** Records provided follows **

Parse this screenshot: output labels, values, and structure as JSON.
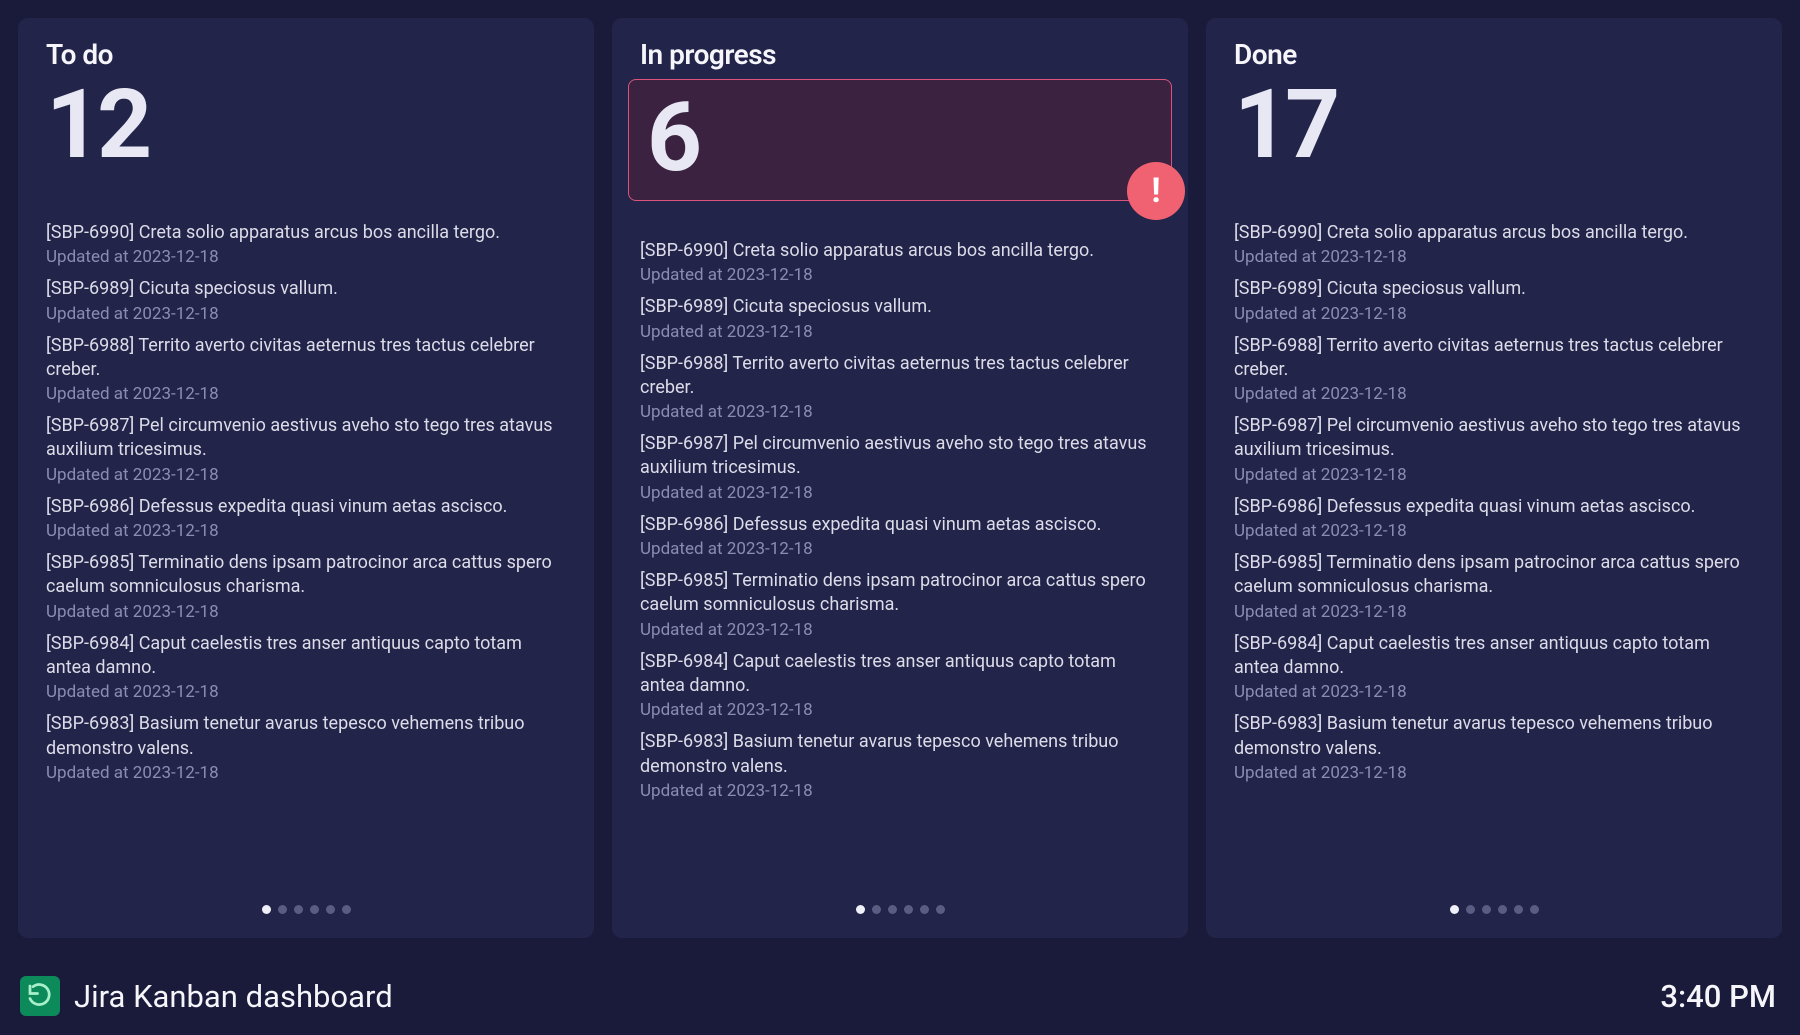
{
  "footer": {
    "title": "Jira Kanban dashboard",
    "time": "3:40 PM"
  },
  "columns": [
    {
      "id": "todo",
      "title": "To do",
      "count": "12",
      "alert": false,
      "pager_total": 6,
      "pager_active": 0
    },
    {
      "id": "inprogress",
      "title": "In progress",
      "count": "6",
      "alert": true,
      "pager_total": 6,
      "pager_active": 0
    },
    {
      "id": "done",
      "title": "Done",
      "count": "17",
      "alert": false,
      "pager_total": 6,
      "pager_active": 0
    }
  ],
  "tickets": [
    {
      "title": "[SBP-6990] Creta solio apparatus arcus bos ancilla tergo.",
      "updated": "Updated at 2023-12-18"
    },
    {
      "title": "[SBP-6989] Cicuta speciosus vallum.",
      "updated": "Updated at 2023-12-18"
    },
    {
      "title": "[SBP-6988] Territo averto civitas aeternus tres tactus celebrer creber.",
      "updated": "Updated at 2023-12-18"
    },
    {
      "title": "[SBP-6987] Pel circumvenio aestivus aveho sto tego tres atavus auxilium tricesimus.",
      "updated": "Updated at 2023-12-18"
    },
    {
      "title": "[SBP-6986] Defessus expedita quasi vinum aetas ascisco.",
      "updated": "Updated at 2023-12-18"
    },
    {
      "title": "[SBP-6985] Terminatio dens ipsam patrocinor arca cattus spero caelum somniculosus charisma.",
      "updated": "Updated at 2023-12-18"
    },
    {
      "title": "[SBP-6984] Caput caelestis tres anser antiquus capto totam antea damno.",
      "updated": "Updated at 2023-12-18"
    },
    {
      "title": "[SBP-6983] Basium tenetur avarus tepesco vehemens tribuo demonstro valens.",
      "updated": "Updated at 2023-12-18"
    }
  ]
}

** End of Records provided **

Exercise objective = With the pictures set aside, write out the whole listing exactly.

Reply to the exercise =
Parse this screenshot: output labels, values, and structure as JSON.
{
  "footer": {
    "title": "Jira Kanban dashboard",
    "time": "3:40 PM"
  },
  "columns": [
    {
      "id": "todo",
      "title": "To do",
      "count": "12",
      "alert": false,
      "pager_total": 6,
      "pager_active": 0
    },
    {
      "id": "inprogress",
      "title": "In progress",
      "count": "6",
      "alert": true,
      "pager_total": 6,
      "pager_active": 0
    },
    {
      "id": "done",
      "title": "Done",
      "count": "17",
      "alert": false,
      "pager_total": 6,
      "pager_active": 0
    }
  ],
  "tickets": [
    {
      "title": "[SBP-6990] Creta solio apparatus arcus bos ancilla tergo.",
      "updated": "Updated at 2023-12-18"
    },
    {
      "title": "[SBP-6989] Cicuta speciosus vallum.",
      "updated": "Updated at 2023-12-18"
    },
    {
      "title": "[SBP-6988] Territo averto civitas aeternus tres tactus celebrer creber.",
      "updated": "Updated at 2023-12-18"
    },
    {
      "title": "[SBP-6987] Pel circumvenio aestivus aveho sto tego tres atavus auxilium tricesimus.",
      "updated": "Updated at 2023-12-18"
    },
    {
      "title": "[SBP-6986] Defessus expedita quasi vinum aetas ascisco.",
      "updated": "Updated at 2023-12-18"
    },
    {
      "title": "[SBP-6985] Terminatio dens ipsam patrocinor arca cattus spero caelum somniculosus charisma.",
      "updated": "Updated at 2023-12-18"
    },
    {
      "title": "[SBP-6984] Caput caelestis tres anser antiquus capto totam antea damno.",
      "updated": "Updated at 2023-12-18"
    },
    {
      "title": "[SBP-6983] Basium tenetur avarus tepesco vehemens tribuo demonstro valens.",
      "updated": "Updated at 2023-12-18"
    }
  ]
}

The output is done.